“It folds up into a fairly compact package that can easily be tossed in a backpack, it has two joints you can bend to nail a tricky shot, and the bottom pops off, so it can become a tripod,” she wrote.
No conversion about selfies would be complete without at least a minor mention of the Belfie Stick, whose sole intent is to reach around to capture pics of your derriere.
Other accessories are subtler than a stick.
HALO is a small, wireless, remote-firing button from HISY. You place your phone on a surface, walk up to 90 feet away with the button and snap away – no gaggling arms or scrunched faces.
Available in both Apple and Android versions, the device costs $25, runs on a free camera app and comes in several colors.
CamMe, a free app for Apple devices, allows users to get remote shutter release by making a fist. The gesture control makes taking solo or group photos from a distance easy since you don’t have to hold anything.
Keep It Old School
For instant gratification, the startup Prynt combines nostalgia for instant cameras with state-of-the-art tech. An Android or Apple smartphone fits inside a battery-powered camera case, attaching via a lightning connector or micro-USB.
Special paper with Zink technology prints ink-free photos using heat-reactive crystals.
Prynt’s founders observed that we take thousands of photos with phones, but rarely look at them all. Prynt explained on Kickstarter that it created the case to make it easy to share pictures in a tangible way.
An initial shipment of Prynt cases is expected to ship in August for about $130 for the case and 10 sheets of paper.
Add a New Lens
For selfie takers seeking higher-quality images, the decision between springing for a professional digital camera or a better smartphone is getting easier.
“We’ve all got these mega-computers in our front pocket now,” Krause said. “Why not tell them to do lenses?”
Kodak’s SL25 Pixpro Smart Lens Camera transforms Android and iOS smartphones into sophisticated cameras. The lens hooks onto a smartphone with foldout arms and works wirelessly through a free Pixpro Remote Viewer app.
Features include a powerful sensor, HD video, optical image stabilization, 25X optical zoom and a 24-mm wide angle. It retails for about $300.
For a different effect, Lensbaby makes the LM-10 Sweet Spot Lens that fits onto smartphones and retails for $70. This lens makes photos where the subject is in focus surrounded by blur.
Krause uses other Lensbaby lenses on his digital camera.
“Digital is so capable of perfection that I love tools and tricks that can make things look less perfect,” he said.
The original photo is only the beginning. Smartphone apps now deliver Photoshop-style effects like smoother skin, erasing pimples and slimming lines in minutes.

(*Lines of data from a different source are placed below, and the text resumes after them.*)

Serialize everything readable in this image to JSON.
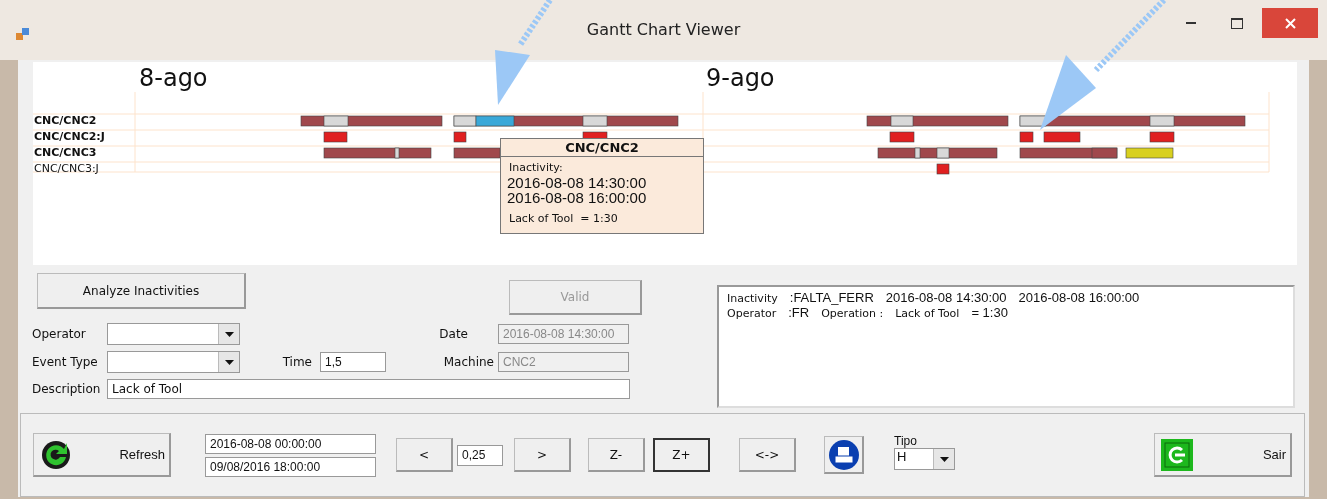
{
  "window": {
    "title": "Gantt Chart Viewer"
  },
  "chart": {
    "dates": [
      "8-ago",
      "9-ago"
    ],
    "rows": [
      {
        "label": "CNC/CNC2",
        "bold": true
      },
      {
        "label": "CNC/CNC2:J",
        "bold": true
      },
      {
        "label": "CNC/CNC3",
        "bold": true
      },
      {
        "label": "CNC/CNC3:J",
        "bold": false
      }
    ],
    "tooltip": {
      "title": "CNC/CNC2",
      "heading": "Inactivity:",
      "start": "2016-08-08 14:30:00",
      "end": "2016-08-08 16:00:00",
      "reason": "Lack of Tool  = 1:30"
    }
  },
  "form": {
    "analyze_button": "Analyze Inactivities",
    "valid_button": {
      "label": "Valid",
      "disabled": true
    },
    "operator": {
      "label": "Operator"
    },
    "event_type": {
      "label": "Event Type"
    },
    "time": {
      "label": "Time",
      "value": "1,5"
    },
    "date": {
      "label": "Date",
      "value": "2016-08-08 14:30:00",
      "disabled": true
    },
    "machine": {
      "label": "Machine",
      "value": "CNC2",
      "disabled": true
    },
    "description": {
      "label": "Description",
      "value": "Lack of Tool"
    }
  },
  "log": {
    "lines": [
      [
        {
          "kind": "label",
          "text": "Inactivity"
        },
        {
          "kind": "value",
          "text": ":FALTA_FERR"
        },
        {
          "kind": "value",
          "text": "2016-08-08 14:30:00"
        },
        {
          "kind": "value",
          "text": "2016-08-08 16:00:00"
        }
      ],
      [
        {
          "kind": "label",
          "text": "Operator"
        },
        {
          "kind": "value",
          "text": ":FR"
        },
        {
          "kind": "label",
          "text": "Operation :"
        },
        {
          "kind": "label",
          "text": "Lack of Tool"
        },
        {
          "kind": "value",
          "text": "= 1:30"
        }
      ]
    ]
  },
  "toolbar": {
    "refresh": "Refresh",
    "start": "2016-08-08 00:00:00",
    "end": "09/08/2016 18:00:00",
    "nav": [
      {
        "label": "<",
        "focused": false
      },
      {
        "kind": "field",
        "label": "0,25"
      },
      {
        "label": ">",
        "focused": false
      },
      {
        "label": "Z-",
        "focused": false
      },
      {
        "label": "Z+",
        "focused": true
      },
      {
        "label": "<->",
        "focused": false
      }
    ],
    "tipo": {
      "label": "Tipo",
      "value": "H"
    },
    "exit": "Sair"
  }
}
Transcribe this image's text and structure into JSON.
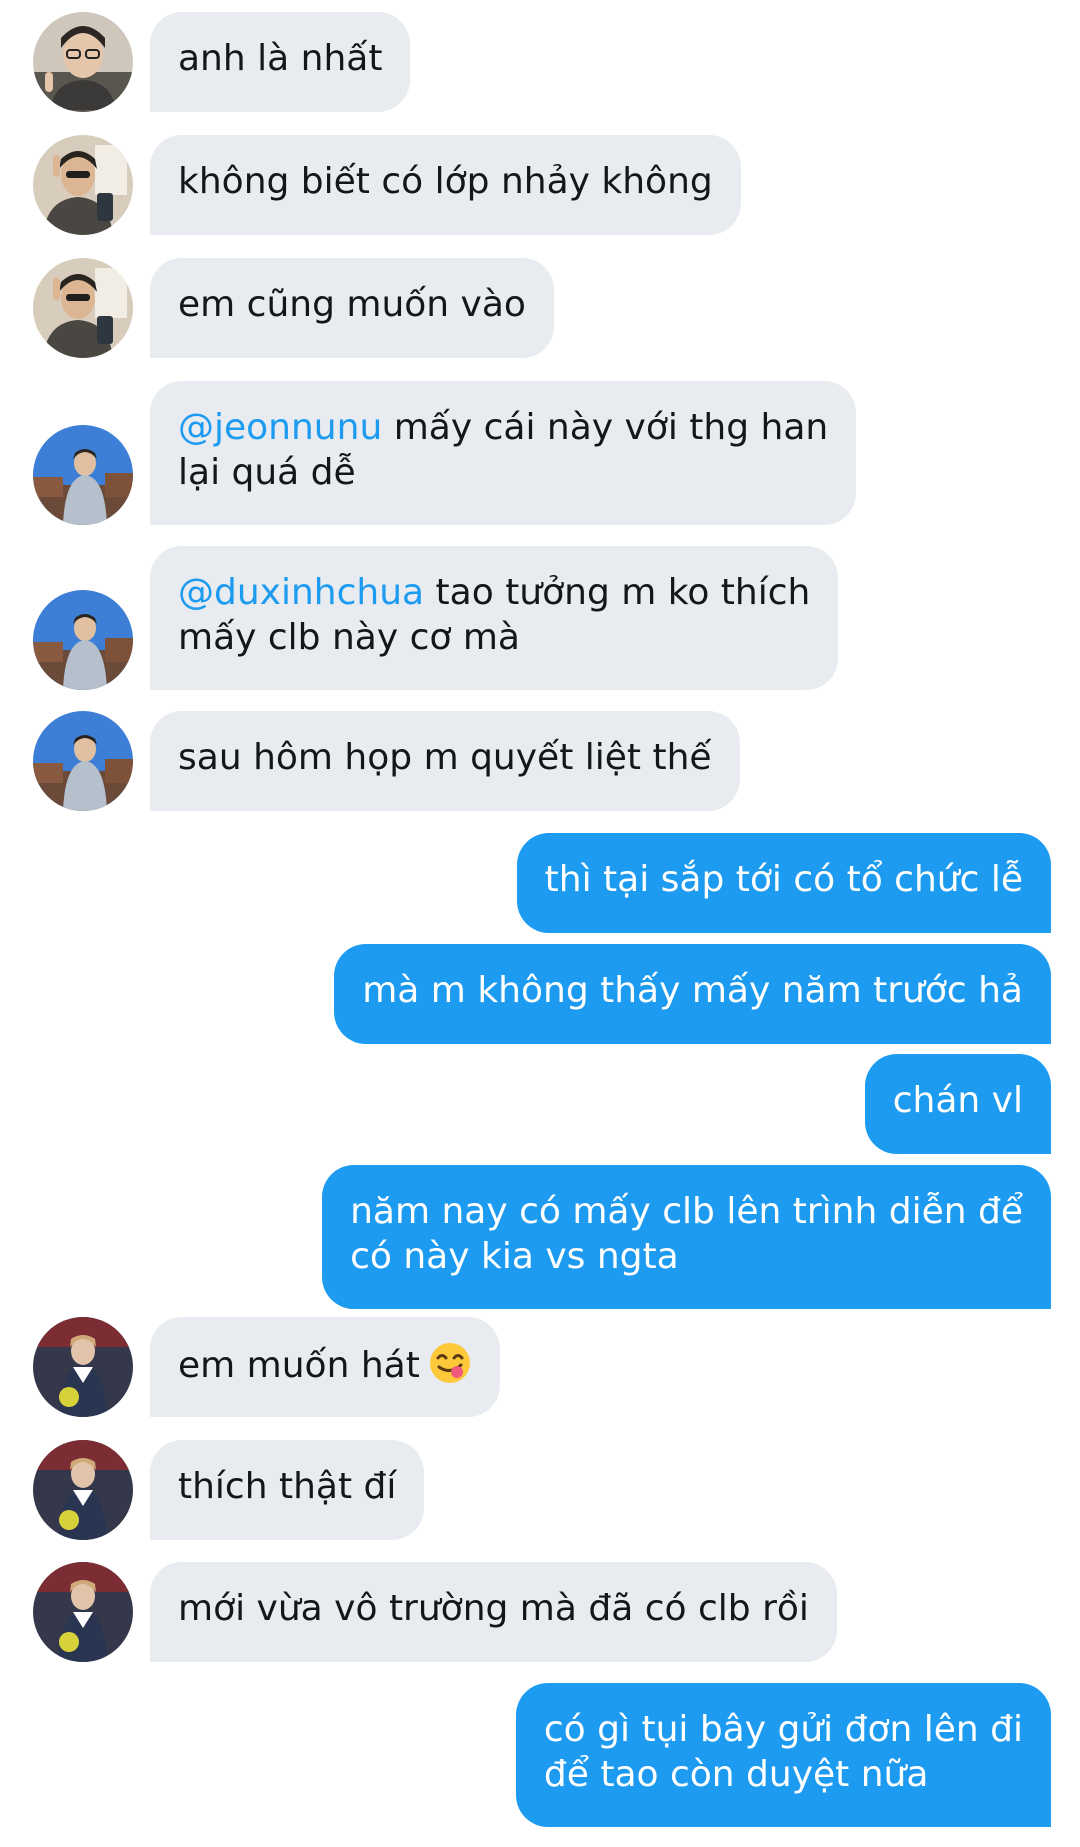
{
  "messages": [
    {
      "side": "in",
      "avatar": "avatar-user-1",
      "text": "anh là nhất"
    },
    {
      "side": "in",
      "avatar": "avatar-user-1",
      "text": "không biết có lớp nhảy không"
    },
    {
      "side": "in",
      "avatar": "avatar-user-1",
      "text": "em cũng muốn vào"
    },
    {
      "side": "in",
      "avatar": "avatar-user-2",
      "mention": "@jeonnunu",
      "text": "mấy cái này với thg han",
      "text2": "lại quá dễ"
    },
    {
      "side": "in",
      "avatar": "avatar-user-2",
      "mention": "@duxinhchua",
      "text": "tao tưởng m ko thích",
      "text2": "mấy clb này cơ mà"
    },
    {
      "side": "in",
      "avatar": "avatar-user-2",
      "text": "sau hôm họp m quyết liệt thế"
    },
    {
      "side": "out",
      "text": "thì tại sắp tới có tổ chức lễ"
    },
    {
      "side": "out",
      "text": "mà m không thấy mấy năm trước hả"
    },
    {
      "side": "out",
      "text": "chán vl"
    },
    {
      "side": "out",
      "text": "năm nay có mấy clb lên trình diễn để",
      "text2": "có này kia vs ngta"
    },
    {
      "side": "in",
      "avatar": "avatar-user-3",
      "text": "em muốn hát",
      "emoji": "face-savoring-food-emoji"
    },
    {
      "side": "in",
      "avatar": "avatar-user-3",
      "text": "thích thật đí"
    },
    {
      "side": "in",
      "avatar": "avatar-user-3",
      "text": "mới vừa vô trường mà đã có clb rồi"
    },
    {
      "side": "out",
      "text": "có gì tụi bây gửi đơn lên đi",
      "text2": "để tao còn duyệt nữa"
    }
  ],
  "colors": {
    "incoming_bubble": "#e8ebef",
    "outgoing_bubble": "#1d9bf0",
    "mention": "#1d9bf0",
    "text_dark": "#14171a"
  }
}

The highly rated Facetune app costs $4 and works on both Android and Apple devices. Other top touch-up apps include the free Perfect365 and YouCam Perfect. Is the result a lie? Of course it is. For fans, that’s the draw.
While we might not all have the best reach, the right light or even a good camera in hand, a little tech goes a long way.
“Just go for it and take photos of yourself,” Krause said. Also, take a look at selfie-taking tips, like these in Seventeen magazine.
Mastering the art of the selfie has never been easier.
Alyssa Danigelis is a professional journalist covering the intersection of technology with sustainability, business, media, arts and design. Her writing has appeared in outlets that include MIT’s Technology Review, Fast Company, Inc. Magazine, Live Science and Discovery News. Find her on Twitter at @adanigelis.